▶ [EXERCISE OBJECTIVE]:
Among the records that follow, count the lines where "value" appears, and state the count by itself.

Start of DATA SHOWN

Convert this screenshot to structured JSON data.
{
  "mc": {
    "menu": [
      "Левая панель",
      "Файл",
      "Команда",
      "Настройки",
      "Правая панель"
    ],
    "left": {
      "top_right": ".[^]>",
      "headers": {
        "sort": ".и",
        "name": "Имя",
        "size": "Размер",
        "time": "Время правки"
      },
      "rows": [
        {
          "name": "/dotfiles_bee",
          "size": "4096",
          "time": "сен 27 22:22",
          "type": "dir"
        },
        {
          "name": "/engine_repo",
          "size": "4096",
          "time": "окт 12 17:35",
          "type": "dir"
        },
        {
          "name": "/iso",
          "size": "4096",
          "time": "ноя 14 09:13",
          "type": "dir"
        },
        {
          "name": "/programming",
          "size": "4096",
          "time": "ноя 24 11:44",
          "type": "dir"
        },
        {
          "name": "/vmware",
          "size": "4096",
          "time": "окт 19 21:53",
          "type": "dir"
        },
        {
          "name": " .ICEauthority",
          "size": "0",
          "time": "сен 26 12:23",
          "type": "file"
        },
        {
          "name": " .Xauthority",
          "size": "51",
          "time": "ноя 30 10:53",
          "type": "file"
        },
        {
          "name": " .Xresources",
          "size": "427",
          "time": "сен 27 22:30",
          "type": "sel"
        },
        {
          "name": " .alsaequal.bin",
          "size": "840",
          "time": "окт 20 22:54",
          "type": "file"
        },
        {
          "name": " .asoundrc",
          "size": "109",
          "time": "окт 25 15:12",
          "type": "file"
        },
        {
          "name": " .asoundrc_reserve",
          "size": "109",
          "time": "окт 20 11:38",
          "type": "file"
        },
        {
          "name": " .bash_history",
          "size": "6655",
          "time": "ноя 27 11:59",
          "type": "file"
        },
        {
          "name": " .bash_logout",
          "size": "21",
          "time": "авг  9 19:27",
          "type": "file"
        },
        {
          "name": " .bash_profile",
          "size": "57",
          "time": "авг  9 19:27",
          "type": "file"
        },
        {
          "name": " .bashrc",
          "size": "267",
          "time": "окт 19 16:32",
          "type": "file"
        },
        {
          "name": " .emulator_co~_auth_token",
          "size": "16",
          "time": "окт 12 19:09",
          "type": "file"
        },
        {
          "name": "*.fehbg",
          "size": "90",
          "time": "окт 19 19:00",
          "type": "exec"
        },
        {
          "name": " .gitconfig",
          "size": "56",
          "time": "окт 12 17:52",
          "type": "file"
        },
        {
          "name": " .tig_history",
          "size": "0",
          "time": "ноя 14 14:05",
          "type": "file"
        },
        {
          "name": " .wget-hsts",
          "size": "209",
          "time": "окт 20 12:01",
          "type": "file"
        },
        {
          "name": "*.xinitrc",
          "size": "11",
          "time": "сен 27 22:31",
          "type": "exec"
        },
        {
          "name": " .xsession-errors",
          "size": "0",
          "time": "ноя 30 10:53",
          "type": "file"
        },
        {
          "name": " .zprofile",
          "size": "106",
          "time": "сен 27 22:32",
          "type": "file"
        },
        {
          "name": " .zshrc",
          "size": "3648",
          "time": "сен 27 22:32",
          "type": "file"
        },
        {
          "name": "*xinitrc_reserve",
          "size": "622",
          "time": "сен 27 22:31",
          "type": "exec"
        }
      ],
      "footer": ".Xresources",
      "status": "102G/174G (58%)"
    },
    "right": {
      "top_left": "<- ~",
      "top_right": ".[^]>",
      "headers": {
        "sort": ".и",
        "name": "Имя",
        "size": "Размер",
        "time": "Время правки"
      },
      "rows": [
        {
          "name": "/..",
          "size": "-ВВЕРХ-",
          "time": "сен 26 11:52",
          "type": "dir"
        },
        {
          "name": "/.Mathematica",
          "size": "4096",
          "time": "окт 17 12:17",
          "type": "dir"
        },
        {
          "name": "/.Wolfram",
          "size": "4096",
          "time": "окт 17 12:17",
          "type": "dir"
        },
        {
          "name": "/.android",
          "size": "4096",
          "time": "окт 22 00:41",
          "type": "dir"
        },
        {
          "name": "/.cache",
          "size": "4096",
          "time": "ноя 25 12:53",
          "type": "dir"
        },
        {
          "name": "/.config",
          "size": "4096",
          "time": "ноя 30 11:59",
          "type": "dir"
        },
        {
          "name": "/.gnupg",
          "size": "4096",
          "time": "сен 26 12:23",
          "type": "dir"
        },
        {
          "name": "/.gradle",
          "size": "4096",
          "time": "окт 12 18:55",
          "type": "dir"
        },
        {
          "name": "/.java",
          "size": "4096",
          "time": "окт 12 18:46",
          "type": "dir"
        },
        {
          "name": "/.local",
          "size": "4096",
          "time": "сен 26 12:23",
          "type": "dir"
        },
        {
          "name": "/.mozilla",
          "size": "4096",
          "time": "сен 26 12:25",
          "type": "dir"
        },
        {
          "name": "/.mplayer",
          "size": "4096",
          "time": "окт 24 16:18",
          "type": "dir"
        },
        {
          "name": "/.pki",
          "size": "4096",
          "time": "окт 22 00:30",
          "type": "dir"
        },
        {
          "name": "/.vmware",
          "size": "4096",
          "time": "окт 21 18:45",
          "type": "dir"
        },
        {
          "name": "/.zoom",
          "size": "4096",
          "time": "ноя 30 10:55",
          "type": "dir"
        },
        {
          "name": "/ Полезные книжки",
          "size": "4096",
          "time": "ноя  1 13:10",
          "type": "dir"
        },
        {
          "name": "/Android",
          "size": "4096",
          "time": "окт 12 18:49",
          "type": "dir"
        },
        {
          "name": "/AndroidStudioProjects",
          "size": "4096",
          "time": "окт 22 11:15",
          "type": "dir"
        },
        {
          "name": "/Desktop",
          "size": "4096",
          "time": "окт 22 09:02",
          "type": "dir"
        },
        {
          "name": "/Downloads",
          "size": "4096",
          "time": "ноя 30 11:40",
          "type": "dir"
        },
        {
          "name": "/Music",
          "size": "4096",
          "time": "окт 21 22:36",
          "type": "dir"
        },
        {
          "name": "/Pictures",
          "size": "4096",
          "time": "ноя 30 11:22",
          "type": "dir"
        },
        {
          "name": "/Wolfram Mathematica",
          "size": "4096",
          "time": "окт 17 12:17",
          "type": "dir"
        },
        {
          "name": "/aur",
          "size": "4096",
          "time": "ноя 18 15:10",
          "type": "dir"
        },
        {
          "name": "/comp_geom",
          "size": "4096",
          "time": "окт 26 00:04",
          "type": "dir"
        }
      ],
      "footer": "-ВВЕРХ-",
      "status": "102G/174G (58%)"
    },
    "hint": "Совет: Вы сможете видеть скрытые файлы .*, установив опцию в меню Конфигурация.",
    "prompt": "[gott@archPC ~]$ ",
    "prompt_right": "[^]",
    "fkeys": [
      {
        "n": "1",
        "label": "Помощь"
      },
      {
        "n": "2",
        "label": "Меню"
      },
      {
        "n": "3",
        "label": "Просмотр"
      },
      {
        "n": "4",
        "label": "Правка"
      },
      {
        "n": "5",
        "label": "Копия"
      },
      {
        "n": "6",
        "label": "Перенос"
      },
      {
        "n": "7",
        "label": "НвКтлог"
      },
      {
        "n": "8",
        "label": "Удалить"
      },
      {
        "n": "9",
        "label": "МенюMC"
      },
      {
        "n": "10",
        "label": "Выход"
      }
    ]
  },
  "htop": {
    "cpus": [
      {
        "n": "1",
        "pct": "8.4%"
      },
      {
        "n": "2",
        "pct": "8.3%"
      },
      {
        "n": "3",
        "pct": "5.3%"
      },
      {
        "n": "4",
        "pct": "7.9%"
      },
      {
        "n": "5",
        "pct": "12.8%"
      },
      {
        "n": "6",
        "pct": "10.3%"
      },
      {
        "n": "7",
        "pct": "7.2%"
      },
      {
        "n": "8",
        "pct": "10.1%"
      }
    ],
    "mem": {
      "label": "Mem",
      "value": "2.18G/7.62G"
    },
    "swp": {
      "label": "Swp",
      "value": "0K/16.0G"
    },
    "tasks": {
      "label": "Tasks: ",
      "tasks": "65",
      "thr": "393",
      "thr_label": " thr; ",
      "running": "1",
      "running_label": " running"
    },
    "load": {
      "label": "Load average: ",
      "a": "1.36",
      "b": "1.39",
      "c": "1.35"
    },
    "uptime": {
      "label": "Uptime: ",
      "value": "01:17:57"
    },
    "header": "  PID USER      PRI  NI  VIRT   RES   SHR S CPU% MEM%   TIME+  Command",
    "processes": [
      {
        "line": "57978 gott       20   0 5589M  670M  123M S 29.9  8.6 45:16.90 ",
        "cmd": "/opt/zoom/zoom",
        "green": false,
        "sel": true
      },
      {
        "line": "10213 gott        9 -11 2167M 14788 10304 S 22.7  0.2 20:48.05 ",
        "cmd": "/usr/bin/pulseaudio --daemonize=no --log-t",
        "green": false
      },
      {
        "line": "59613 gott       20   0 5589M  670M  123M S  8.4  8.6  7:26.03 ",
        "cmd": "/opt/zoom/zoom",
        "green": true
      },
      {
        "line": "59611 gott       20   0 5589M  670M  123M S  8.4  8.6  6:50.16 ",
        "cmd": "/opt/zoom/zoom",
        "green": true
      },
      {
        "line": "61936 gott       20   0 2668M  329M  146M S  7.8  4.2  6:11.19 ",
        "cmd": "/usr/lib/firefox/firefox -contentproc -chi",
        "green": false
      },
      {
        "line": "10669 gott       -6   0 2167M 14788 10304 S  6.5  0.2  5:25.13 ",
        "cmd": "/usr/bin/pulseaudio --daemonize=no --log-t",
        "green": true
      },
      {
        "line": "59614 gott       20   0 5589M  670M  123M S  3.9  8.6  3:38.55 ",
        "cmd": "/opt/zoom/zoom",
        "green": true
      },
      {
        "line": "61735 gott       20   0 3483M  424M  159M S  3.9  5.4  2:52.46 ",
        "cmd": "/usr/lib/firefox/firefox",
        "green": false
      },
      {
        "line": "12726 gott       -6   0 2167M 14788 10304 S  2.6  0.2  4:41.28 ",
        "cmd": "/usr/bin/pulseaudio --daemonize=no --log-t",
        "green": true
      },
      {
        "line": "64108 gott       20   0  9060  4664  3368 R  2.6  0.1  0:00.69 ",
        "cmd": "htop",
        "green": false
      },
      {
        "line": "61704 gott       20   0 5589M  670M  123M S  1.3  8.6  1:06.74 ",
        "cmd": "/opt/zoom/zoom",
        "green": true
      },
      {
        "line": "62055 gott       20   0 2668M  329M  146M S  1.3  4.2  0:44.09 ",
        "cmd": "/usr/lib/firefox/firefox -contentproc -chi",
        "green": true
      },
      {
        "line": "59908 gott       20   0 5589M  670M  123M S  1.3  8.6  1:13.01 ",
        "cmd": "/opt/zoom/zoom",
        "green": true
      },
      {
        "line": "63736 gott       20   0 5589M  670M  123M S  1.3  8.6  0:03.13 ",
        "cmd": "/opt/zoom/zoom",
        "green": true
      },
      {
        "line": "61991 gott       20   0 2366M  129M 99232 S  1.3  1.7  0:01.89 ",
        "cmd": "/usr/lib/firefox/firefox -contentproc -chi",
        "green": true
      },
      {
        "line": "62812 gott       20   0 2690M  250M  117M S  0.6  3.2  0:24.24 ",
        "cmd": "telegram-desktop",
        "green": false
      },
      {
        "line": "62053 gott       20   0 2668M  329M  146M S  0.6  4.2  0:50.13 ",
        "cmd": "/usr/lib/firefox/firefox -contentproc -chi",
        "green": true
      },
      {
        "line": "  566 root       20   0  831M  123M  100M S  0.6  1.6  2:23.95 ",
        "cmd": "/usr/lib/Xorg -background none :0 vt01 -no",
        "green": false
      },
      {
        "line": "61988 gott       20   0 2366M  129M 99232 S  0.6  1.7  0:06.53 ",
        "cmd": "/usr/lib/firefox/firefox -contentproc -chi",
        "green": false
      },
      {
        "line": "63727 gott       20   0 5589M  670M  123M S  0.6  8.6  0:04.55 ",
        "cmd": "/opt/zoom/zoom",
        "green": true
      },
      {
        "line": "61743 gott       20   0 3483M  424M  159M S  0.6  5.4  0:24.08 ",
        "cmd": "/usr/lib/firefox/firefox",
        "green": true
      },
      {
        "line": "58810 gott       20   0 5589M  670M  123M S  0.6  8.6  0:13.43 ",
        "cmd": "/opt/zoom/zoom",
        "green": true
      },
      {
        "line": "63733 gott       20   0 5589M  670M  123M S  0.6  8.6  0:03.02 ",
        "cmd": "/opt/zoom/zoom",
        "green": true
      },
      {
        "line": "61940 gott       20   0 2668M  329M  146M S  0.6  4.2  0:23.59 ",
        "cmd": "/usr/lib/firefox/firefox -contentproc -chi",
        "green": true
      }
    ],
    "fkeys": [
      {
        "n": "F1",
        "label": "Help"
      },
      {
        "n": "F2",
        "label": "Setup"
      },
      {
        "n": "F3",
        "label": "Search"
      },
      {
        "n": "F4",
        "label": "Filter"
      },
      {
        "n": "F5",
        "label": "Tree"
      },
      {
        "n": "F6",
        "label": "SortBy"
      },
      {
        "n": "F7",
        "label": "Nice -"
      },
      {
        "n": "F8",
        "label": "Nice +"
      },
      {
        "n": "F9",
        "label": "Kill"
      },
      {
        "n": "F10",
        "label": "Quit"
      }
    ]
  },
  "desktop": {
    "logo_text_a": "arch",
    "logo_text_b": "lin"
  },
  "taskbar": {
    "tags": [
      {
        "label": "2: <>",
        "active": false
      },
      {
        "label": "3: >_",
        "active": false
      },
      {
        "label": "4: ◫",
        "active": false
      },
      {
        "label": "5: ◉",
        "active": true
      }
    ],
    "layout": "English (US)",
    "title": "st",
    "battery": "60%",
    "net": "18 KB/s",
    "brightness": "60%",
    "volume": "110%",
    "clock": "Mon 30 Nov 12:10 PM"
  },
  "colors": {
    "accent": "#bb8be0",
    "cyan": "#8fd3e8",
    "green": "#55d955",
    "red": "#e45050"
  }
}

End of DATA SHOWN

▶ [ANSWER SECTION]:
3